People have been experimenting with different building materials since the beginning of time. All materials contribute certain characteristics to structures – strength being one of the most critical – and some materials offer more than others. Which materials build the strongest structures?
The (slightly unsatisfying) answer is: It depends.
The overall strength of a material is measured by how well it stands up to stress. A “strong” building in a hurricane-prone region of the world is not the same as a “strong” structure designed to withstand salt air and house 10,000 people. Strength is relative; here are some of the strongest building materials in use today.
In the late 1800s, builders determined that steel offered superior strength to previously-used cast iron. Today’s steel is an alloy made from iron and carbon, and it’s generally regarded as the premiere building material for use in large-scale commercial construction. Steel framing is incredibly strong and resilient which is why it’s the foundation of most skyscrapers as we know them. As a building material, it holds up well to movement (high yield strength) and excels in the properties of toughness, durability, and ductility.
Builders have just scratched the surface of what composites can do. Composites, particularly Fiber Reinforced Plastics (FRPs) are highly durable and incredibly cost-effective relative to traditional materials like steel. Can they withstand the weight a steel structure is designed to carry? When designed correctly (i.e., accounting for size, proportional weight, and volume), composites offer both stiffness and strength comparable to that of steel. Composites aren’t yet capable of holding up a 100-story skyscraper, but their strength-to-weight ratio and anti-corrosive properties show great promise for the future.
A relatively new engineered material known colloquially as “mass timber” is giving steel a run for its money. Cross-laminated timber is lighter, greener, and stronger than even concrete, and it’s currently being tested in multi-story building construction across the world. The wood derives its strength from multilayered panels which distribute loads evenly throughout the entire structure without overstressing individual beams. Cross-laminated timber can be pre-fabricated, is incredibly lightweight, and extremely cost-effective.
What gives a structure strength? Is it lightness? Ability to flex? Load handling capabilities? “Strength” means different things in different buildings which is why materials science is always advancing. Today’s structures look nothing like those built in the 1880s, 1920s, or even the 1980s…and that’s a good thing. Stronger materials mean safer, longer-lasting structures.

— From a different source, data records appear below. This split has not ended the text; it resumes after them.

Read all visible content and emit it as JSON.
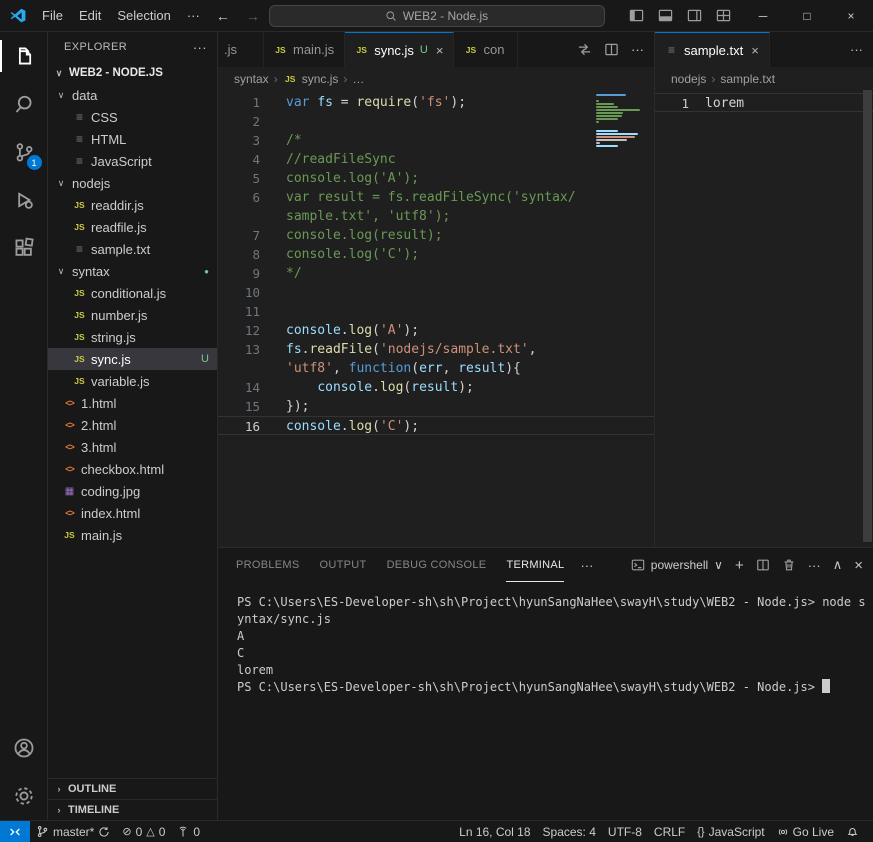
{
  "window": {
    "menus": [
      "File",
      "Edit",
      "Selection"
    ],
    "more_menu": "···",
    "title_search": "WEB2 - Node.js"
  },
  "activity_bar": {
    "scm_badge": "1"
  },
  "explorer": {
    "header": "EXPLORER",
    "root": "WEB2 - NODE.JS",
    "items": [
      {
        "label": "data",
        "type": "folder",
        "level": 1
      },
      {
        "label": "CSS",
        "type": "list",
        "level": 2
      },
      {
        "label": "HTML",
        "type": "list",
        "level": 2
      },
      {
        "label": "JavaScript",
        "type": "list",
        "level": 2
      },
      {
        "label": "nodejs",
        "type": "folder",
        "level": 1
      },
      {
        "label": "readdir.js",
        "type": "js",
        "level": 2
      },
      {
        "label": "readfile.js",
        "type": "js",
        "level": 2
      },
      {
        "label": "sample.txt",
        "type": "list",
        "level": 2
      },
      {
        "label": "syntax",
        "type": "folder",
        "level": 1,
        "dot": true
      },
      {
        "label": "conditional.js",
        "type": "js",
        "level": 2
      },
      {
        "label": "number.js",
        "type": "js",
        "level": 2
      },
      {
        "label": "string.js",
        "type": "js",
        "level": 2
      },
      {
        "label": "sync.js",
        "type": "js",
        "level": 2,
        "selected": true,
        "badge": "U"
      },
      {
        "label": "variable.js",
        "type": "js",
        "level": 2
      },
      {
        "label": "1.html",
        "type": "html",
        "level": 1
      },
      {
        "label": "2.html",
        "type": "html",
        "level": 1
      },
      {
        "label": "3.html",
        "type": "html",
        "level": 1
      },
      {
        "label": "checkbox.html",
        "type": "html",
        "level": 1
      },
      {
        "label": "coding.jpg",
        "type": "img",
        "level": 1
      },
      {
        "label": "index.html",
        "type": "html",
        "level": 1
      },
      {
        "label": "main.js",
        "type": "js",
        "level": 1
      }
    ],
    "sections": [
      "OUTLINE",
      "TIMELINE"
    ]
  },
  "group1": {
    "tabs": [
      {
        "label": ".js",
        "partial": "left"
      },
      {
        "label": "main.js",
        "icon": "js"
      },
      {
        "label": "sync.js",
        "icon": "js",
        "badge": "U",
        "active": true,
        "closable": true
      },
      {
        "label": "con",
        "icon": "js",
        "partial": "right"
      }
    ],
    "breadcrumb": [
      {
        "label": "syntax"
      },
      {
        "label": "sync.js",
        "icon": "js"
      },
      {
        "label": "…"
      }
    ],
    "lines": [
      {
        "num": "1",
        "tokens": [
          [
            "kw",
            "var"
          ],
          [
            "pun",
            " "
          ],
          [
            "var",
            "fs"
          ],
          [
            "pun",
            " = "
          ],
          [
            "fn",
            "require"
          ],
          [
            "pun",
            "("
          ],
          [
            "str",
            "'fs'"
          ],
          [
            "pun",
            ");"
          ]
        ]
      },
      {
        "num": "2",
        "tokens": []
      },
      {
        "num": "3",
        "tokens": [
          [
            "cmt",
            "/*"
          ]
        ]
      },
      {
        "num": "4",
        "tokens": [
          [
            "cmt",
            "//readFileSync"
          ]
        ]
      },
      {
        "num": "5",
        "tokens": [
          [
            "cmt",
            "console.log('A');"
          ]
        ]
      },
      {
        "num": "6",
        "tokens": [
          [
            "cmt",
            "var result = fs.readFileSync('syntax/"
          ]
        ]
      },
      {
        "num": "",
        "tokens": [
          [
            "cmt",
            "sample.txt', 'utf8');"
          ]
        ]
      },
      {
        "num": "7",
        "tokens": [
          [
            "cmt",
            "console.log(result);"
          ]
        ]
      },
      {
        "num": "8",
        "tokens": [
          [
            "cmt",
            "console.log('C');"
          ]
        ]
      },
      {
        "num": "9",
        "tokens": [
          [
            "cmt",
            "*/"
          ]
        ]
      },
      {
        "num": "10",
        "tokens": []
      },
      {
        "num": "11",
        "tokens": []
      },
      {
        "num": "12",
        "tokens": [
          [
            "var",
            "console"
          ],
          [
            "pun",
            "."
          ],
          [
            "fn",
            "log"
          ],
          [
            "pun",
            "("
          ],
          [
            "str",
            "'A'"
          ],
          [
            "pun",
            ");"
          ]
        ]
      },
      {
        "num": "13",
        "tokens": [
          [
            "var",
            "fs"
          ],
          [
            "pun",
            "."
          ],
          [
            "fn",
            "readFile"
          ],
          [
            "pun",
            "("
          ],
          [
            "str",
            "'nodejs/sample.txt'"
          ],
          [
            "pun",
            ","
          ]
        ]
      },
      {
        "num": "",
        "tokens": [
          [
            "str",
            "'utf8'"
          ],
          [
            "pun",
            ", "
          ],
          [
            "kw",
            "function"
          ],
          [
            "pun",
            "("
          ],
          [
            "var",
            "err"
          ],
          [
            "pun",
            ", "
          ],
          [
            "var",
            "result"
          ],
          [
            "pun",
            "){"
          ]
        ]
      },
      {
        "num": "14",
        "tokens": [
          [
            "pun",
            "    "
          ],
          [
            "var",
            "console"
          ],
          [
            "pun",
            "."
          ],
          [
            "fn",
            "log"
          ],
          [
            "pun",
            "("
          ],
          [
            "var",
            "result"
          ],
          [
            "pun",
            ");"
          ]
        ]
      },
      {
        "num": "15",
        "tokens": [
          [
            "pun",
            "});"
          ]
        ]
      },
      {
        "num": "16",
        "active": true,
        "tokens": [
          [
            "var",
            "console"
          ],
          [
            "pun",
            "."
          ],
          [
            "fn",
            "log"
          ],
          [
            "pun",
            "("
          ],
          [
            "str",
            "'C'"
          ],
          [
            "pun",
            ");"
          ]
        ]
      }
    ]
  },
  "group2": {
    "tabs": [
      {
        "label": "sample.txt",
        "icon": "list",
        "active": true,
        "closable": true
      }
    ],
    "breadcrumb": [
      {
        "label": "nodejs"
      },
      {
        "label": "sample.txt"
      }
    ],
    "lines": [
      {
        "num": "1",
        "active": true,
        "tokens": [
          [
            "pun",
            "lorem"
          ]
        ]
      }
    ]
  },
  "panel": {
    "tabs": [
      "PROBLEMS",
      "OUTPUT",
      "DEBUG CONSOLE",
      "TERMINAL"
    ],
    "active_tab": "TERMINAL",
    "shell_label": "powershell",
    "terminal_lines": [
      "PS C:\\Users\\ES-Developer-sh\\sh\\Project\\hyunSangNaHee\\swayH\\study\\WEB2 - Node.js> node s",
      "yntax/sync.js",
      "A",
      "C",
      "lorem",
      "PS C:\\Users\\ES-Developer-sh\\sh\\Project\\hyunSangNaHee\\swayH\\study\\WEB2 - Node.js> "
    ]
  },
  "statusbar": {
    "branch": "master*",
    "errors": "0",
    "warnings": "0",
    "ports": "0",
    "line_col": "Ln 16, Col 18",
    "spaces": "Spaces: 4",
    "encoding": "UTF-8",
    "eol": "CRLF",
    "braces": "{}",
    "language": "JavaScript",
    "live": "Go Live"
  },
  "colors": {
    "accent": "#0078d4",
    "git_untracked": "#73c991",
    "editor_bg": "#1f1f1f",
    "chrome_bg": "#181818"
  },
  "icons": {
    "folder_expanded": "∨",
    "section_collapsed": "›",
    "js": "JS",
    "html": "<>",
    "file": "≡",
    "image": "▦",
    "close": "×",
    "back": "←",
    "forward": "→",
    "more": "···",
    "error": "⊘",
    "warning": "△",
    "plus": "+",
    "chevron_down": "∨",
    "chevron_up": "∧",
    "crumb_sep": "›",
    "dot": "●",
    "minimize": "─",
    "maximize": "□"
  }
}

Shield Engineering is always learning more about cutting-edge building materials. From steel to concrete to engineered composites, our team is invested only in the best material(s) for the job at hand. Would you like to find out more about Shield’s latest building projects? Contact our engineers today.